▸ **TASK TO CARRY OUT**:
Find every line below with the string "this" and pick it out.

────

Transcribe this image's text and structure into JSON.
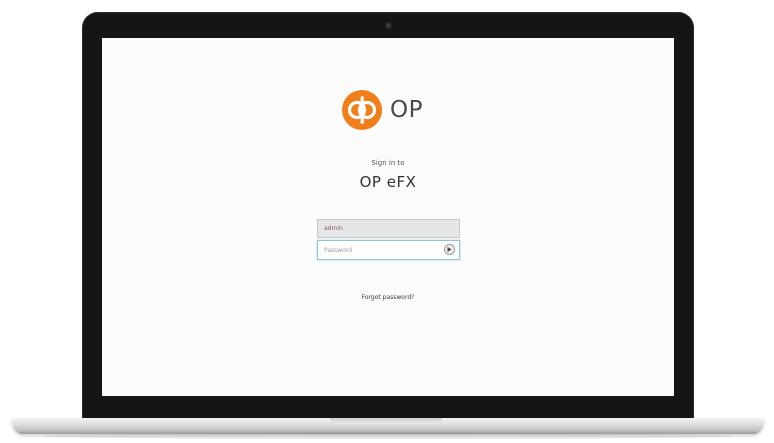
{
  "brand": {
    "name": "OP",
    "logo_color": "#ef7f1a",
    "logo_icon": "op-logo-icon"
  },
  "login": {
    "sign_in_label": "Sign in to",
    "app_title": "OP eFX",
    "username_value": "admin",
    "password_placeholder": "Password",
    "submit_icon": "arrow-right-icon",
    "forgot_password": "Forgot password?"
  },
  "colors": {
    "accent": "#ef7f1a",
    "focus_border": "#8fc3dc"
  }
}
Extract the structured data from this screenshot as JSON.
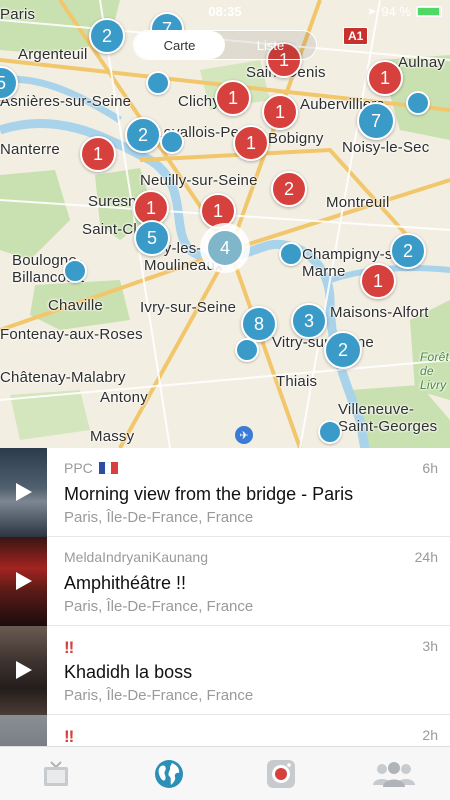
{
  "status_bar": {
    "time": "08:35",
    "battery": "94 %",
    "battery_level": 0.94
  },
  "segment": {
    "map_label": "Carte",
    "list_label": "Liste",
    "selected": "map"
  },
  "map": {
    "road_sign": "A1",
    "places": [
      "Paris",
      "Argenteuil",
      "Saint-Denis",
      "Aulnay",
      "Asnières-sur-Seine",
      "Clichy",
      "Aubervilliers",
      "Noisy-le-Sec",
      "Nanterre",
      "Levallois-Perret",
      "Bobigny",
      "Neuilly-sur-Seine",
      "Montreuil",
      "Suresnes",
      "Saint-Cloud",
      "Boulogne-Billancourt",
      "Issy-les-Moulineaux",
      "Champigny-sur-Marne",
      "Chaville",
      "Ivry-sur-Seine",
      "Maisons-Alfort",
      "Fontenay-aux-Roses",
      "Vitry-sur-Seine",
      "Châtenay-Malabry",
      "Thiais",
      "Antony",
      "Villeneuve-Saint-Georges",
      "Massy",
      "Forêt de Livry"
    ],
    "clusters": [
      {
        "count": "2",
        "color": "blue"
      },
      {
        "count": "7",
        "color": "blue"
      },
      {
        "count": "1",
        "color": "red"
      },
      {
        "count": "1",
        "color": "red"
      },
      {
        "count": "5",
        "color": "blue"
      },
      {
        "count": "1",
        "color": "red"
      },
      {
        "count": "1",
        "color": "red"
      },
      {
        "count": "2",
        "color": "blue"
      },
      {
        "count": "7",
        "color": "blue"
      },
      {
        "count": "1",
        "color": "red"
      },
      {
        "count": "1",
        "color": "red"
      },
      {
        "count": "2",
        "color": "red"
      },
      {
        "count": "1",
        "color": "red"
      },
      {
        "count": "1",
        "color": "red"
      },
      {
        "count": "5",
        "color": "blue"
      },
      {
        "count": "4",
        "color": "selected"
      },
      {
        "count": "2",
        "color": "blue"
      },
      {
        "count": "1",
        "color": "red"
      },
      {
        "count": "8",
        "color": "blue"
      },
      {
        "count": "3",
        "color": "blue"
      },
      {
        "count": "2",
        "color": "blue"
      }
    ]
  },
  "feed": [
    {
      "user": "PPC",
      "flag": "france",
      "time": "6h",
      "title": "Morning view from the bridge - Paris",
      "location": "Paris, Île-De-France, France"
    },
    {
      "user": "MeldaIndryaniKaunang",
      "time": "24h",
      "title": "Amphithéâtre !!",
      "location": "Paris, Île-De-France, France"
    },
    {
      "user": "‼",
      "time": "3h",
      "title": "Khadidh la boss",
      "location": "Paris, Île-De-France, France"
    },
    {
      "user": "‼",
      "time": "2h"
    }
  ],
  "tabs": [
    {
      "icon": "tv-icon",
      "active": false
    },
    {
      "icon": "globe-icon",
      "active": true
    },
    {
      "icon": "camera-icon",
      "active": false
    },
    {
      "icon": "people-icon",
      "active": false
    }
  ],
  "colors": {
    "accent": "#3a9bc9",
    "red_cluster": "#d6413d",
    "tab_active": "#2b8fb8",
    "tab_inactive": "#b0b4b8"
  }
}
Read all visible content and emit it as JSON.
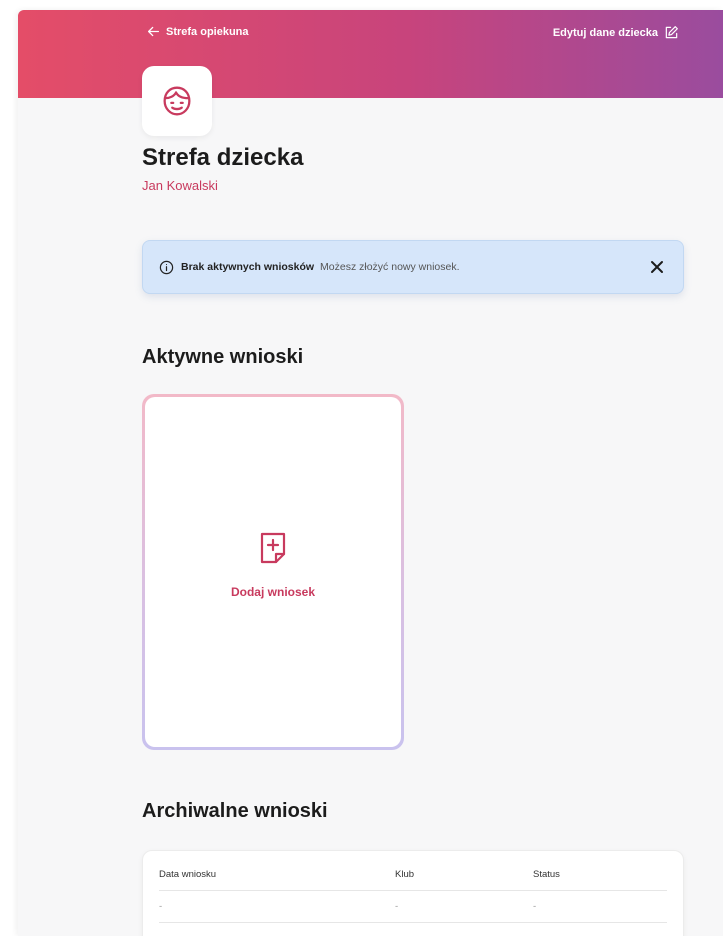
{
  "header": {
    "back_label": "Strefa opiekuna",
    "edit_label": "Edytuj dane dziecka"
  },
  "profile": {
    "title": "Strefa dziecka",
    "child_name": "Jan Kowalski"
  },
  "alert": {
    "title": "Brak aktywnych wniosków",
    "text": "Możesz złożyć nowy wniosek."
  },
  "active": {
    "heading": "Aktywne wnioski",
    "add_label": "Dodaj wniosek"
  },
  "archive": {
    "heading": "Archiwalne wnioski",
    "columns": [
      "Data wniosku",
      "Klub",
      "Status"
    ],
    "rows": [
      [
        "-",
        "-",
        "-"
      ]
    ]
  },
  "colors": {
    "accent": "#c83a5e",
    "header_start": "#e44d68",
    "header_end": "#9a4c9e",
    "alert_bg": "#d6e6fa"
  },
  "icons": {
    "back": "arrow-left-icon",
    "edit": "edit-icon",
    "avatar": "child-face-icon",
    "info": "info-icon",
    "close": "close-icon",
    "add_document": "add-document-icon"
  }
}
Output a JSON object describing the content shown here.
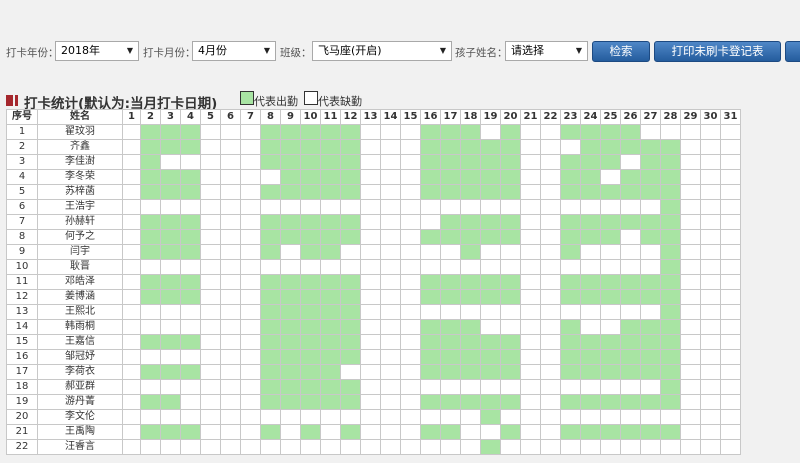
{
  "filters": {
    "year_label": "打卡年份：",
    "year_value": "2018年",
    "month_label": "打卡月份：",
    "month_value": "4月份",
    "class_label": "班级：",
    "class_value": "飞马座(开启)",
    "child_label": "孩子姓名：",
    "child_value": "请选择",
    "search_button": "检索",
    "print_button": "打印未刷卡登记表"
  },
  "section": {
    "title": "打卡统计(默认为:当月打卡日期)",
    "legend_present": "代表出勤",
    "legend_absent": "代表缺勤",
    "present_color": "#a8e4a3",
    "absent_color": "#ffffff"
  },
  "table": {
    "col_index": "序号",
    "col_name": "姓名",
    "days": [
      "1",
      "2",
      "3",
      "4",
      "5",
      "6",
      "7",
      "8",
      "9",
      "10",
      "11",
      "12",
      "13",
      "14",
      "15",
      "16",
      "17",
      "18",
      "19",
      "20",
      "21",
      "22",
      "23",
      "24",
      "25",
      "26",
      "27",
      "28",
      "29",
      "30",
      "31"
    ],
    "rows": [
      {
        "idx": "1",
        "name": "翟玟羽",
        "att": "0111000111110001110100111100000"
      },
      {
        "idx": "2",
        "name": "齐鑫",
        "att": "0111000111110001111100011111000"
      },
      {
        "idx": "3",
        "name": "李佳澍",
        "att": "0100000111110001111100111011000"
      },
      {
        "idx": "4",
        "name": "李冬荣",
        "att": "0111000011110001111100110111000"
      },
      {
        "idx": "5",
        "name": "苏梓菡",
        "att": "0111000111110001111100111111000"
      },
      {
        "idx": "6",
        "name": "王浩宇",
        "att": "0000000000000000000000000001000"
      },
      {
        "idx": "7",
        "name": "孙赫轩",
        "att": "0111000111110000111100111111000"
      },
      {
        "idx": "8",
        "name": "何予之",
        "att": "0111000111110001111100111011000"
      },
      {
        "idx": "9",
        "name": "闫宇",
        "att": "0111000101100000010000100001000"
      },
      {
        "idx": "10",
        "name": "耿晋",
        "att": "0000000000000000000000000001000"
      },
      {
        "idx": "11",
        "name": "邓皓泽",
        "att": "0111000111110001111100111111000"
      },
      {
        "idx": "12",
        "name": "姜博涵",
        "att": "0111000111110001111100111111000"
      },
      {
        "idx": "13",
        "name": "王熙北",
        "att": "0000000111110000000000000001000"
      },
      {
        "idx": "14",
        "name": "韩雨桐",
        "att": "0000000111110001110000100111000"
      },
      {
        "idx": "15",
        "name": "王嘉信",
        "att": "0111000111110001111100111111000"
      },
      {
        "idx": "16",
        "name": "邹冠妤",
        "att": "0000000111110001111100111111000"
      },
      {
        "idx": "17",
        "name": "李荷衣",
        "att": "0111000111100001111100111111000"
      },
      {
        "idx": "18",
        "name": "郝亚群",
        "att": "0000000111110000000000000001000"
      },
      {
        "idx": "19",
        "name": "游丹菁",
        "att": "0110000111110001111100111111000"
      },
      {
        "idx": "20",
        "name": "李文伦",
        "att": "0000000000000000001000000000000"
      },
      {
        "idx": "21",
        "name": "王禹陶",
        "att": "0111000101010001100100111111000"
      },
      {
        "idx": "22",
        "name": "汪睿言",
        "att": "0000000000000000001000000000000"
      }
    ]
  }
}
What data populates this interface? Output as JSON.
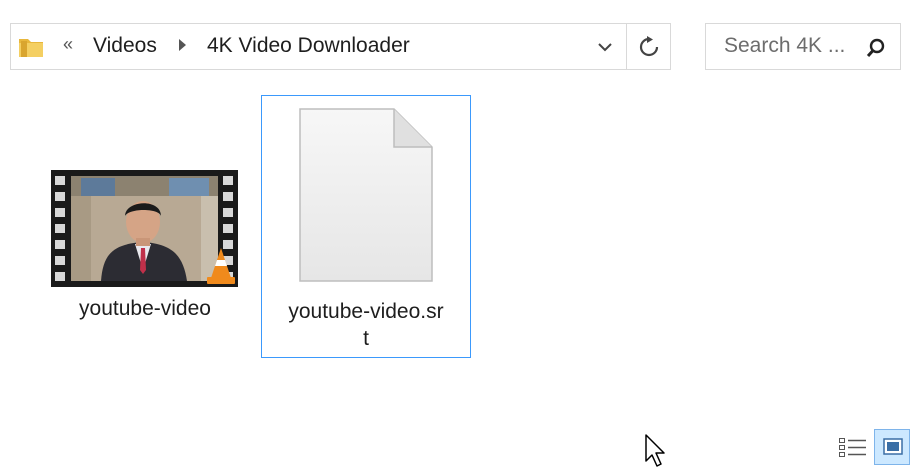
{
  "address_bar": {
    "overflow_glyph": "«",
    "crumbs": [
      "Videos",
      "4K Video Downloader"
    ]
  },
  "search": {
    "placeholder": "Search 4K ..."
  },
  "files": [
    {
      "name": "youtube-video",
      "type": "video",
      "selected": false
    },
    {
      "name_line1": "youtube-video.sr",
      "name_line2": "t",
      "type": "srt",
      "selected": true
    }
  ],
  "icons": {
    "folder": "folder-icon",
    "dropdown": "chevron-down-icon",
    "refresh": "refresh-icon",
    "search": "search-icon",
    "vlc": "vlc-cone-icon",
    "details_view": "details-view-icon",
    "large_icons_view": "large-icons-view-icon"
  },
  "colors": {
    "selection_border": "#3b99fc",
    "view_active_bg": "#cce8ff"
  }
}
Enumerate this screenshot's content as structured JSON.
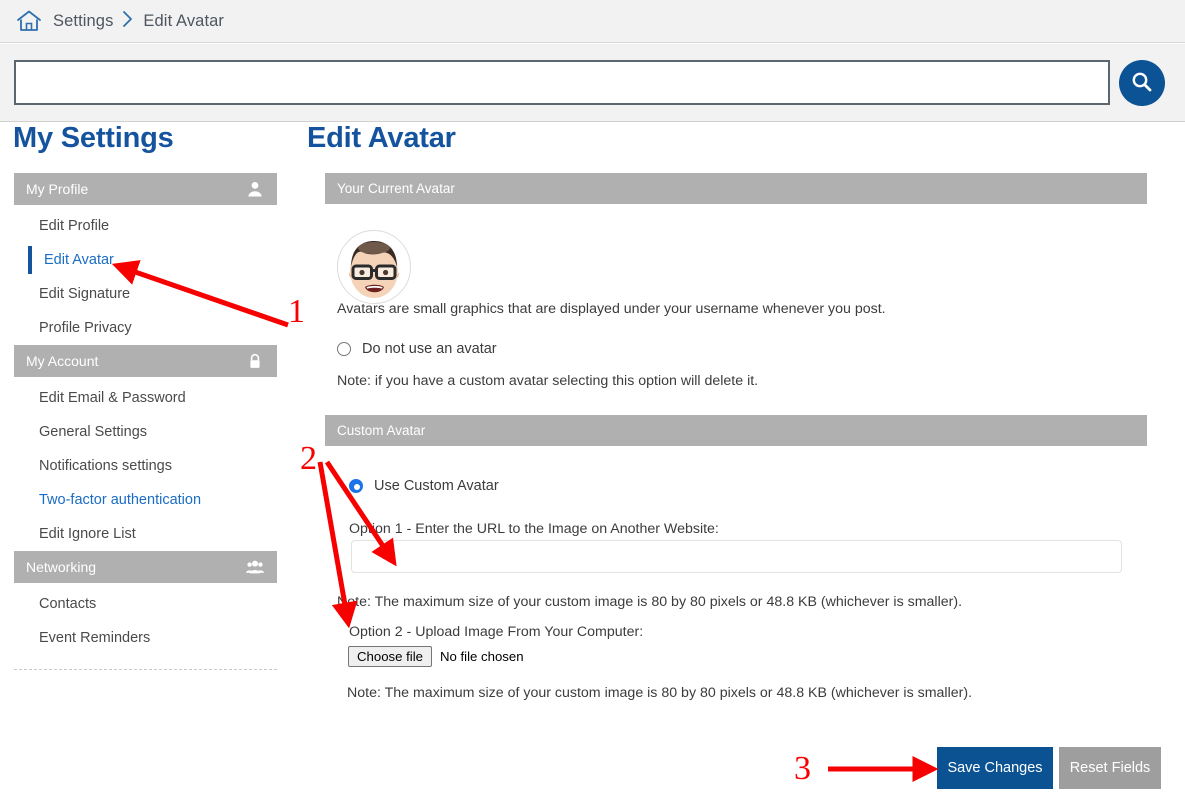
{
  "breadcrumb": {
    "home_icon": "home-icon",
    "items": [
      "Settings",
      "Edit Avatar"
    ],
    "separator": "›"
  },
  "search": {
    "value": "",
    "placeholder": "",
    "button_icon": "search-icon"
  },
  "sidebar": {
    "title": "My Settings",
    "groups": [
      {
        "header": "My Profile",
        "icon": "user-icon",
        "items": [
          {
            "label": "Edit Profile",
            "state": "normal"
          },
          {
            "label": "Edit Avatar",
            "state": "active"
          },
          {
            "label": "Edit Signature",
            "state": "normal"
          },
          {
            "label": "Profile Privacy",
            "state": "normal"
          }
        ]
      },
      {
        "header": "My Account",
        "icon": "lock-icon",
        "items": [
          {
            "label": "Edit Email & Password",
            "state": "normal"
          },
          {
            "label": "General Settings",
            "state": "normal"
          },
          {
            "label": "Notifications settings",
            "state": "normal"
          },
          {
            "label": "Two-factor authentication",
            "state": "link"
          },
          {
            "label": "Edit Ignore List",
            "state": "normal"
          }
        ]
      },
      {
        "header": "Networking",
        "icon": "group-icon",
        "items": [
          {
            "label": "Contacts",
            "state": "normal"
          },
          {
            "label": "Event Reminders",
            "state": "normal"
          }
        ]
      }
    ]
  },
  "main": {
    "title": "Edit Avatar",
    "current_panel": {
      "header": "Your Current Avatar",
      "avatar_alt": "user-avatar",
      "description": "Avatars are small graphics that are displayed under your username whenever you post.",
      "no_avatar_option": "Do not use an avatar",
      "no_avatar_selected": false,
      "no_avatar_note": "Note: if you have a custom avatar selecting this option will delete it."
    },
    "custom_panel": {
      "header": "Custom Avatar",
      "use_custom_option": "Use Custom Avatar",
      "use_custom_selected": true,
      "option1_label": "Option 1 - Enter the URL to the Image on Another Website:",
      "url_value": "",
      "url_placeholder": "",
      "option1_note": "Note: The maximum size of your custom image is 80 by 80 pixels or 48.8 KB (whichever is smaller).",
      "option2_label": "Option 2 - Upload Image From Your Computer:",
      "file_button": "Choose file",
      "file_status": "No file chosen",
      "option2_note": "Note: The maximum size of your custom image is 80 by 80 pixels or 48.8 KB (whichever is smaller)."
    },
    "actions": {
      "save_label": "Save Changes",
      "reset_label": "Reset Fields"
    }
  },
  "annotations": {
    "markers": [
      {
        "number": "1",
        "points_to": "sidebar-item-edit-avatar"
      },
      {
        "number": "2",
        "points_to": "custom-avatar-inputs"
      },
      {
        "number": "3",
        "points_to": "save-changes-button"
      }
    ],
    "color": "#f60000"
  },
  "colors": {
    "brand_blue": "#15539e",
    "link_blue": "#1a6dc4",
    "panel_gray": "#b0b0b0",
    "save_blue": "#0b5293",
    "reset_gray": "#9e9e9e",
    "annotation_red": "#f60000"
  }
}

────

▸ **RESPONSE BELOW**:
Transcribe this image's text and structure into JSON.
Extract the structured data from this screenshot as JSON.
What data populates this interface? Output as JSON.
Enumerate this screenshot's content as structured JSON.
      "no_avatar_note": "Note: if you have a custom avatar selecting this option will delete it."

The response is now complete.